Biofuel is a fuel that is derived from biological materials, such as plants and animals, or agricultural, commercial, domestic and/or industrial organic wastes.
A common type of liquid biofuel in use today is bio-Ethanol. It can be used as fuel in engines, cooking stoves and used for other technical purposes (e.g. sanitizers).
Bio-Ethanol can be produced from a variety of feedstocks such as sugar cane, sugar beet, grain, hemp, potatoes, cassava, fruit, corn, wheat, straw etc., as well as many types of cellulose waste and harvesting. To produce it for fuel requires relatively large production, and smaller production units (micro distilleries) are not suitable for that. They can instead be excellent as a basis for e.g. hand sanitizers.

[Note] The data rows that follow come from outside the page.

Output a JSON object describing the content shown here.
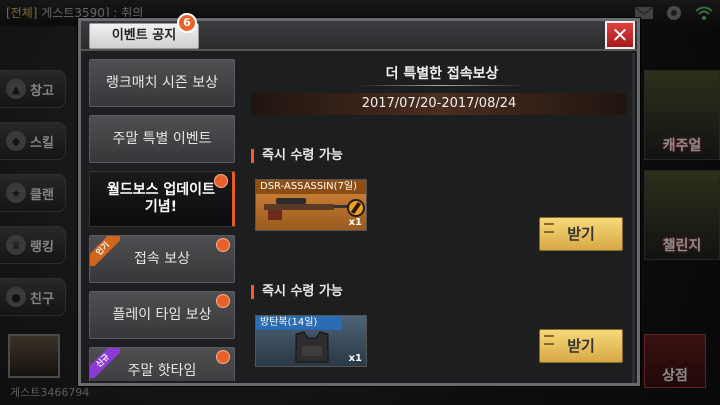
{
  "background": {
    "chat_tag": "[전체]",
    "chat_text": " 게스트3590] : 취의",
    "left_menu": [
      {
        "label": "창고",
        "icon": "pistol-icon"
      },
      {
        "label": "스킬",
        "icon": "skill-icon"
      },
      {
        "label": "클랜",
        "icon": "clan-star-icon"
      },
      {
        "label": "랭킹",
        "icon": "trophy-icon"
      },
      {
        "label": "친구",
        "icon": "friends-icon"
      }
    ],
    "player_name": "게스트3466794",
    "right_menu": [
      {
        "label": "캐주얼"
      },
      {
        "label": "챌린지"
      }
    ],
    "shop_label": "상점"
  },
  "dialog": {
    "tab_title": "이벤트 공지",
    "badge_count": "6",
    "close_symbol": "✕",
    "sidebar": [
      {
        "label": "랭크매치 시즌 보상",
        "dot": false,
        "ribbon": null,
        "active": false
      },
      {
        "label": "주말 특별 이벤트",
        "dot": false,
        "ribbon": null,
        "active": false
      },
      {
        "label": "월드보스 업데이트 기념!",
        "dot": true,
        "ribbon": null,
        "active": true
      },
      {
        "label": "접속 보상",
        "dot": true,
        "ribbon": "hot",
        "active": false
      },
      {
        "label": "플레이 타임 보상",
        "dot": true,
        "ribbon": null,
        "active": false
      },
      {
        "label": "주말 핫타임",
        "dot": true,
        "ribbon": "new",
        "active": false
      }
    ],
    "ribbons": {
      "hot": "인기",
      "new": "신규"
    },
    "content": {
      "title": "더 특별한 접속보상",
      "date_range": "2017/07/20-2017/08/24",
      "rewards": [
        {
          "section_label": "즉시 수령 가능",
          "item_name": "DSR-ASSASSIN(7일)",
          "qty": "x1",
          "style": "gold",
          "claim_label": "받기"
        },
        {
          "section_label": "즉시 수령 가능",
          "item_name": "방탄복(14일)",
          "qty": "x1",
          "style": "blue",
          "claim_label": "받기"
        }
      ]
    }
  }
}
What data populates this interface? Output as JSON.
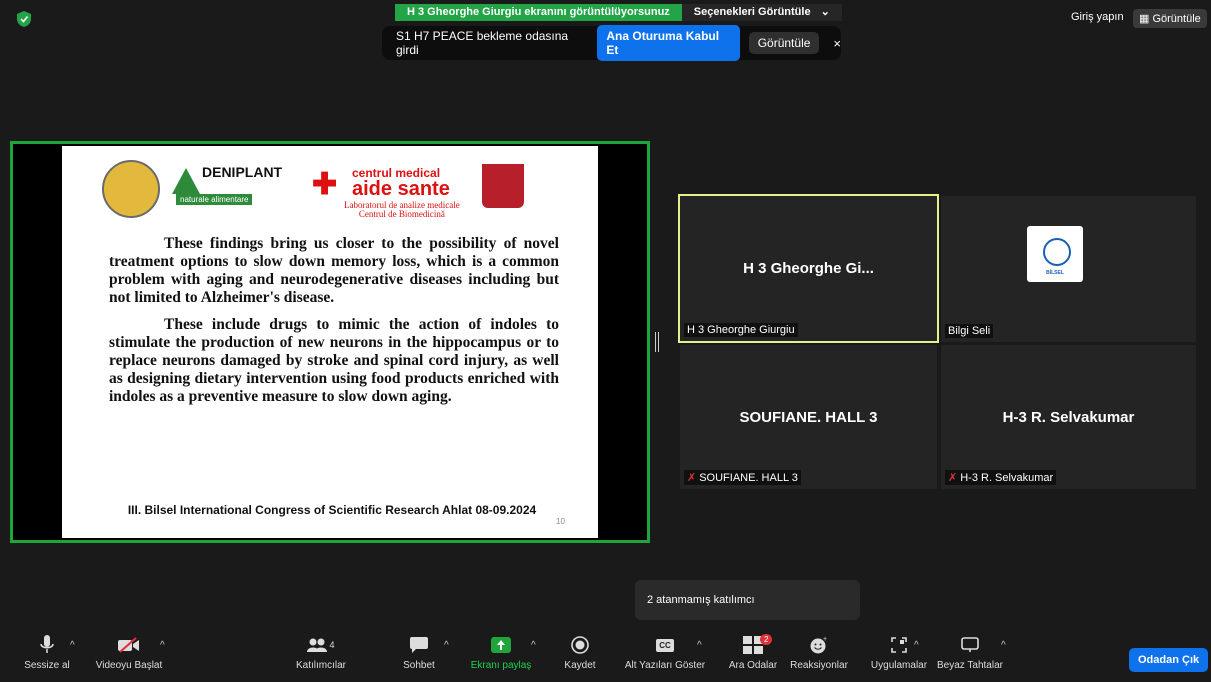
{
  "share_banner": {
    "status": "H 3 Gheorghe Giurgiu ekranını görüntülüyorsunuz",
    "options": "Seçenekleri Görüntüle",
    "options_caret": "⌄"
  },
  "notification": {
    "message": "S1 H7 PEACE bekleme odasına girdi",
    "admit_label": "Ana Oturuma Kabul Et",
    "view_label": "Görüntüle",
    "close_glyph": "×"
  },
  "top_right": {
    "signin_label": "Giriş yapın",
    "view_label": "Görüntüle"
  },
  "slide": {
    "logo_deniplant": "DENIPLANT",
    "logo_deniplant_sub": "naturale alimentare",
    "centrul_1": "centrul medical",
    "centrul_2": "aide sante",
    "centrul_3": "Laboratorul de analize medicale",
    "centrul_4": "Centrul de Biomedicină",
    "para1": "These findings bring us closer to the possibility of novel treatment options to slow down memory loss, which is a common problem with aging and neurodegenerative diseases including but not limited to Alzheimer's disease.",
    "para2": "These include drugs to mimic the action of indoles to stimulate the production of new neurons in the hippocampus or to replace neurons damaged by stroke and spinal cord injury, as well as designing dietary intervention using food products enriched with indoles as a preventive measure to slow down aging.",
    "footer": "III. Bilsel International Congress of Scientific Research Ahlat 08-09.2024",
    "page_number": "10"
  },
  "participants": [
    {
      "display": "H 3 Gheorghe Gi...",
      "label": "H 3 Gheorghe Giurgiu"
    },
    {
      "display": "",
      "label": "Bilgi Seli",
      "logo_text": "BİLSEL"
    },
    {
      "display": "SOUFIANE. HALL 3",
      "label": "SOUFIANE. HALL 3"
    },
    {
      "display": "H-3 R. Selvakumar",
      "label": "H-3 R. Selvakumar"
    }
  ],
  "tooltip": "2 atanmamış katılımcı",
  "toolbar": {
    "mute": "Sessize al",
    "video": "Videoyu Başlat",
    "participants": "Katılımcılar",
    "participants_count": "4",
    "chat": "Sohbet",
    "share": "Ekranı paylaş",
    "record": "Kaydet",
    "captions": "Alt Yazıları Göster",
    "captions_icon": "CC",
    "breakout": "Ara Odalar",
    "breakout_badge": "2",
    "reactions": "Reaksiyonlar",
    "apps": "Uygulamalar",
    "whiteboard": "Beyaz Tahtalar",
    "leave": "Odadan Çık"
  }
}
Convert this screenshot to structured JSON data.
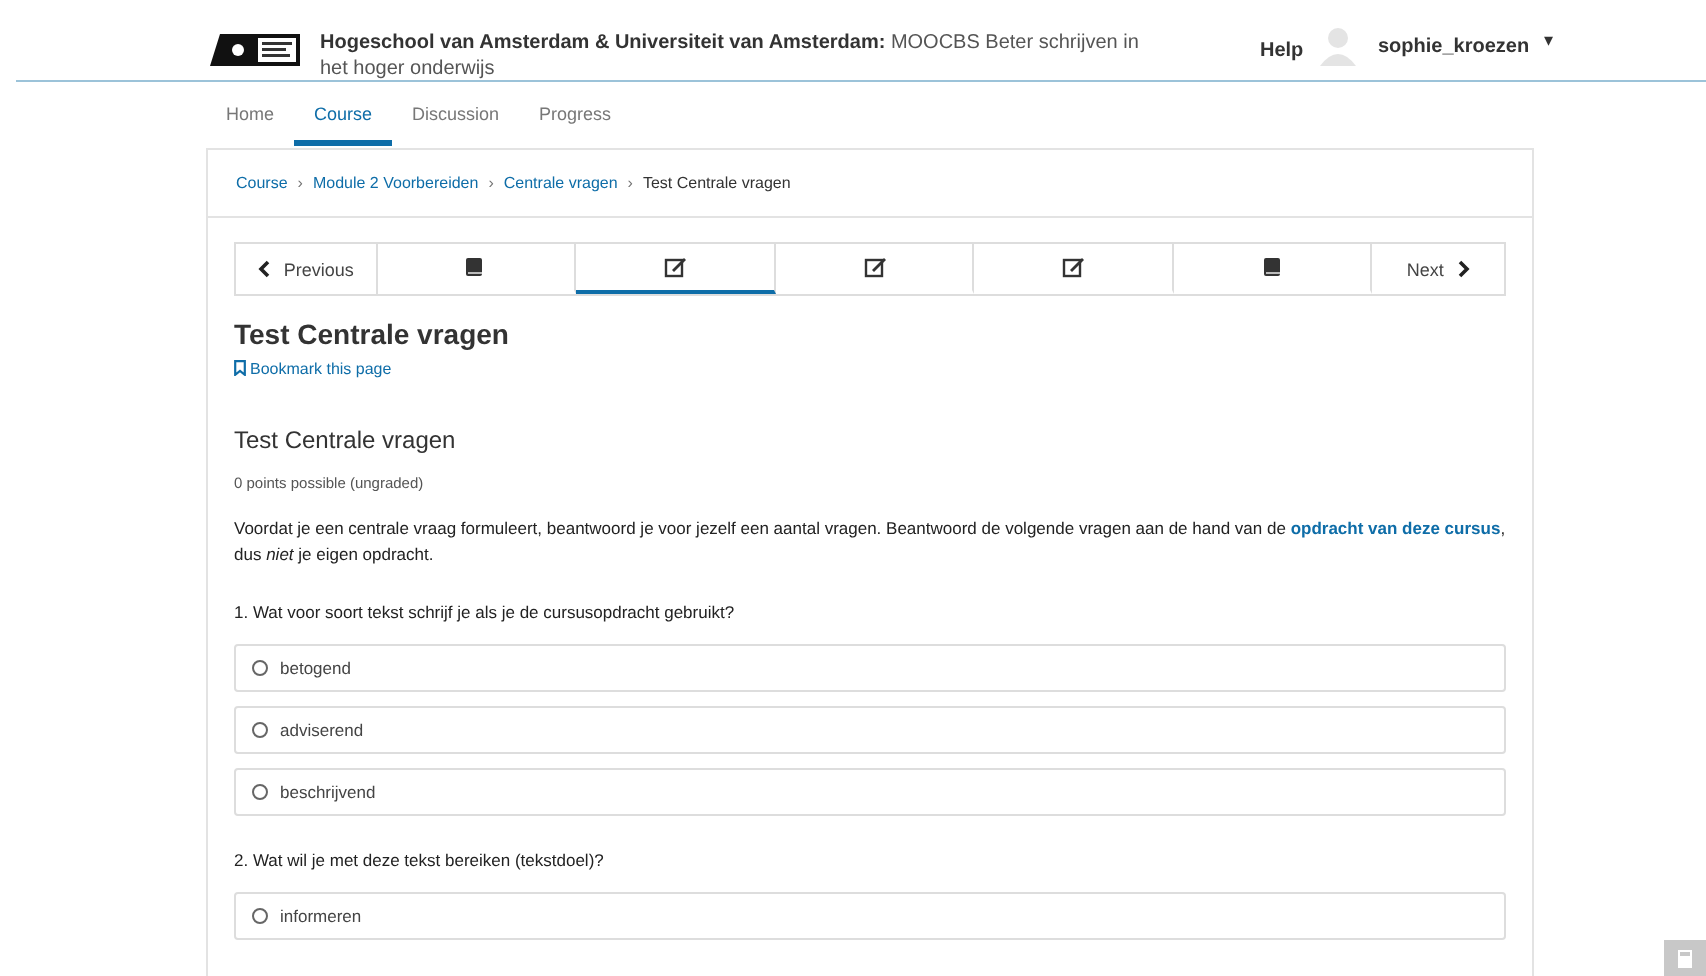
{
  "header": {
    "title": "**Hogeschool van Amsterdam & Universiteit van Amsterdam:** MOOCBS Beter schrijven in het hoger onderwijs",
    "help": "Help",
    "username": "sophie_kroezen",
    "menu_caret": "▾"
  },
  "nav_tabs": [
    {
      "label": "Home",
      "selected": false
    },
    {
      "label": "Course",
      "selected": true
    },
    {
      "label": "Discussion",
      "selected": false
    },
    {
      "label": "Progress",
      "selected": false
    }
  ],
  "breadcrumb_separator": "›",
  "breadcrumb": [
    {
      "label": "Course",
      "link": true
    },
    {
      "label": "Module 2 Voorbereiden",
      "link": true
    },
    {
      "label": "Centrale vragen",
      "link": true
    },
    {
      "label": "Test Centrale vragen",
      "link": false
    }
  ],
  "sequence": {
    "previous": "Previous",
    "next": "Next",
    "units": [
      {
        "kind": "book",
        "selected": false
      },
      {
        "kind": "edit",
        "selected": true
      },
      {
        "kind": "edit",
        "selected": false
      },
      {
        "kind": "edit",
        "selected": false
      },
      {
        "kind": "book",
        "selected": false
      }
    ]
  },
  "page_title": "Test Centrale vragen",
  "bookmark": "Bookmark this page",
  "problem": {
    "title": "Test Centrale vragen",
    "points": "0 points possible (ungraded)",
    "intro": "Voordat je een centrale vraag formuleert, beantwoord je voor jezelf een aantal vragen. Beantwoord de volgende vragen aan de hand van de **opdracht van deze cursus**, dus *niet* je eigen opdracht.",
    "questions": [
      {
        "text": "1. Wat voor soort tekst schrijf je als je de cursusopdracht gebruikt?",
        "options": [
          {
            "label": "betogend",
            "selected": false
          },
          {
            "label": "adviserend",
            "selected": false
          },
          {
            "label": "beschrijvend",
            "selected": false
          }
        ]
      },
      {
        "text": "2. Wat wil je met deze tekst bereiken (tekstdoel)?",
        "options": [
          {
            "label": "informeren",
            "selected": false
          }
        ]
      }
    ]
  }
}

Biofuel can also be in solid form, e.g. wood pellets. Pellets are produced from biomass, raw materials (soft organic materials) like groundnut shell, sawdust, wheat straw, palm husk, rise husks etc. and many other agriculture and forestry wastes. Pellets are highly compressed biomass that may have a high burning value, and it is easily transported and handled. It can also easily be used for automatic feeding.
Benefits liquid biofuel:
Benefits solid biofuel: